The changing nature of the business is part of the entire work force that has to adapt to change. Disney has proven to be a major Disruptor by taking much of the market share. They have bet on big brands, Pixar and Star Wars plus Marvel Studios, and it has become harder for other studios to compete. It’s become in essence the Wal-Mart effect for the Movie Industry.

Is the movie business in denial, as one writer from The Verge posted recently? Some six of the seven major Hollywood studios are negotiating to release their films on home video barely three weeks after the theatrical release date. Virtual Reality is another focus for the business, with major theaters touting the VR experience as a way to counter slumping ticket sales. This is part of the aforementioned long-term trending. The idea that most brick and mortar buildings now housing movie theaters may become akin to the arcades of old, with other entertainment options featured along with films, is now taking hold. This may be the wave of the future…

The Armchair Film Fest: For the month of April, there are some great films to set your designated machine to record: Recommended are The Miracle Worker, Hannah and her sisters, Ivanhoe, Harvey, The Set Up, A Hard Day’s Night, Funny Girl, Please Don’t eat the Daisies and Butch Cassidy and the Sundance Kid. Watch the 6 Degrees magazine for reviews on these films if you’ve never seen them…
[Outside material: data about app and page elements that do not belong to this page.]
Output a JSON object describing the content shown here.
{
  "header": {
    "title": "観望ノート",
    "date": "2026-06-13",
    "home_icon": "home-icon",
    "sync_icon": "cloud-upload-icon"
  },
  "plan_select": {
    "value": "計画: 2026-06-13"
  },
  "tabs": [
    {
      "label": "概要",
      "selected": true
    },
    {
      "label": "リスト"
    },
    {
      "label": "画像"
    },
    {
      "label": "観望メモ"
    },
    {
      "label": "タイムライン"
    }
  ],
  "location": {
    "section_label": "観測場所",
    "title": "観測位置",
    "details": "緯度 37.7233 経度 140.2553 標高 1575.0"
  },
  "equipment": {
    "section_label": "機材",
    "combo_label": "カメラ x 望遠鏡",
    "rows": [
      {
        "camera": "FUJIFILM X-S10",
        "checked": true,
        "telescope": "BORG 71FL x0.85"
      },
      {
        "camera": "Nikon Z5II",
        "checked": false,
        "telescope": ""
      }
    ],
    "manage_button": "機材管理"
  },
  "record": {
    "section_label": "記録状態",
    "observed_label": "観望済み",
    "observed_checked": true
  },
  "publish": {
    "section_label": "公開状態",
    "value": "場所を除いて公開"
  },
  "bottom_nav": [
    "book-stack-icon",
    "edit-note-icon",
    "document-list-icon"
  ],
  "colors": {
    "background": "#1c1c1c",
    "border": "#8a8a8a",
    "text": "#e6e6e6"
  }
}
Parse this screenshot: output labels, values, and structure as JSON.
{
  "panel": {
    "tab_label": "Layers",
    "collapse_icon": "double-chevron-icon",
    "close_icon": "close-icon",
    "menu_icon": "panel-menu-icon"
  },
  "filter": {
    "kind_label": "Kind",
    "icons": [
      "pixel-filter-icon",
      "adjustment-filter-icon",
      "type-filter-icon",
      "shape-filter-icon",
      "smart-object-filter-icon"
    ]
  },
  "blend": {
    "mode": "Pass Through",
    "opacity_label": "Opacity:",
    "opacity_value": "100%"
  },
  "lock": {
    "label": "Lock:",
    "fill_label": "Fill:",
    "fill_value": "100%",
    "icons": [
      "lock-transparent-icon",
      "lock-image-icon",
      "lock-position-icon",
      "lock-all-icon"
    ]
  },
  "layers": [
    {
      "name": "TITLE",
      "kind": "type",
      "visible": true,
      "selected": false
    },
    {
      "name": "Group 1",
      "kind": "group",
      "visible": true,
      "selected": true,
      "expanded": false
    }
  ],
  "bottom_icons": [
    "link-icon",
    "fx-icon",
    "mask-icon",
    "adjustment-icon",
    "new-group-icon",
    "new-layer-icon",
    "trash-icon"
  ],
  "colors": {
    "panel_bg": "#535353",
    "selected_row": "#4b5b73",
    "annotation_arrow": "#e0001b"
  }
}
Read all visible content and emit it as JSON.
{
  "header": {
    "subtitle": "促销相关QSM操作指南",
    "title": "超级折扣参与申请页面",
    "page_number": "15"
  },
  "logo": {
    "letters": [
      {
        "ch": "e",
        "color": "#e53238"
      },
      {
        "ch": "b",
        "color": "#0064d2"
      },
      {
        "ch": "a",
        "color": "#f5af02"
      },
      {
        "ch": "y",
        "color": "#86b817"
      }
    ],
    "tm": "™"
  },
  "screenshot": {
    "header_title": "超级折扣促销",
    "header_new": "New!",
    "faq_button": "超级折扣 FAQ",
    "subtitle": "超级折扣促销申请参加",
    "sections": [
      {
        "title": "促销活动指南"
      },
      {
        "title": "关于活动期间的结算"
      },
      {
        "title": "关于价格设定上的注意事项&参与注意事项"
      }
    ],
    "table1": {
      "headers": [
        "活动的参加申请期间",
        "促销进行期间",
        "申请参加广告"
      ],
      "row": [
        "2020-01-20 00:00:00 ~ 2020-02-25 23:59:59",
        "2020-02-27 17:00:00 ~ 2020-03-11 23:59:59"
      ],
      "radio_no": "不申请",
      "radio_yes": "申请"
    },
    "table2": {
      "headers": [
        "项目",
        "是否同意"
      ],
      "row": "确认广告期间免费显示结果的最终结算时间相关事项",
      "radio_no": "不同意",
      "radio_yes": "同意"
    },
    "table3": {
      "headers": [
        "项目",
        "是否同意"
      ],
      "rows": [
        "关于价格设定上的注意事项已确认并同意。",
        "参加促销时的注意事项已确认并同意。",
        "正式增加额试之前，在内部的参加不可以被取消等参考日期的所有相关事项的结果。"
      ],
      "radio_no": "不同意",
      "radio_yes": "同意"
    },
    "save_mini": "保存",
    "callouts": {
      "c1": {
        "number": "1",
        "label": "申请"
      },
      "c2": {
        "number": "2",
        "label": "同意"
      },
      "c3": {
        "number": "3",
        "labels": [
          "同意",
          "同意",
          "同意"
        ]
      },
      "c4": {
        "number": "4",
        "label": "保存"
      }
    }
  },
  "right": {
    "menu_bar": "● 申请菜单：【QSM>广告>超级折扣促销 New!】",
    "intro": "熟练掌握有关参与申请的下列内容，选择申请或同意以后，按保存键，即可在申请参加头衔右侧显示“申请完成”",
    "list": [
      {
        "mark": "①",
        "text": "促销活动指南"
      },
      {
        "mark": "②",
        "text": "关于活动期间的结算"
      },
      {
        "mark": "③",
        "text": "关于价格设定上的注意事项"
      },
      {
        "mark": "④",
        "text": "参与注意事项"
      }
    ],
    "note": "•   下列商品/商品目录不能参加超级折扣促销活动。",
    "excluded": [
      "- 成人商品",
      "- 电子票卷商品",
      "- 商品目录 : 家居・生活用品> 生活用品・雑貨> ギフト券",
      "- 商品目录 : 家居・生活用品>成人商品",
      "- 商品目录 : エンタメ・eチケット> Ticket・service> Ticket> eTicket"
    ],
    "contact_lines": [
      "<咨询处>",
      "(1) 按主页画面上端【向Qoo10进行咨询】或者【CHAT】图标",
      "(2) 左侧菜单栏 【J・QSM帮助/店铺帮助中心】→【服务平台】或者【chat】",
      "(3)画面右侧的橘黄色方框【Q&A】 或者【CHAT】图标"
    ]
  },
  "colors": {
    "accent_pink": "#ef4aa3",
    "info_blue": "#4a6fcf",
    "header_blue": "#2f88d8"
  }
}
All of these films are on Turner Classic, which is great because there’s no commercial interruptions. One other noticeable difference on the Turner Classic site is that they’ve finally said goodbye to Movie Morlocks and have an upgraded blog site: Streamline, which has a much cleaner look and some interesting reviews- the short films of Harold Lloyd and Wuthering Heights vs Jane Eyre-all featured on our 6 Degrees Magazine site this week.

Two master film makers are mentioned in a post about the most difficult scenes to film Director Stanley Kubrick did one small scene in “The Shining” over 148 takes. But Chaplin was most notorious for his perfectionist style-one scene in “City Lights”, just a short time on the screen, took him an astonishing 340 times for the girl to say the line, “Flower, sir?” to Chaplin. Food for thought the next time the boss demands your attention to detail!

Finally, the magazine features reviews of Barbarella with Jane Fonda, Francis Ford Coppola’s first major picture, Finian’s Rainbow, The Zookeeper’s Wife and Going in Style (the latter didn’t get great reviews).

There’s a post listing the best films of Al Pacino, and one piece on the many plot holes found in Marvel pictures. Those who read me regularly can see me smiling, as we all know that the main reason for Marvel pictures isn’t to tie up loose endings and create logical plot points!

There’s also a post that lists the best films about World War I, in honor of America’s 100th Anniversary of our entrance into WWI. The one thing I do take issue with is the inclusion of one of my favorite films: Lawrence of Arabia. Although it’s true that the film does depict war scenes and occurs during WWI, this film isn’t really part of the European war that was fought on the continent. So technically, it may be included, but it’s not one that immediately springs to mind when I think about the Great War. Galipoli, Sergeant York, and Paths of Glory yes-but not Lawrence!

I’m thinking about the Summer Movies a bit early this year. Some look very promising, and we’ll talk more about them in the coming weeks. Also recommended is a good book on film- Talking Pictures-by the Washington Post film critic Ann Hornaday.

I’ll be back next time with more of the latest from the La La Land of filmdom. Till then, see you at the movies!-ML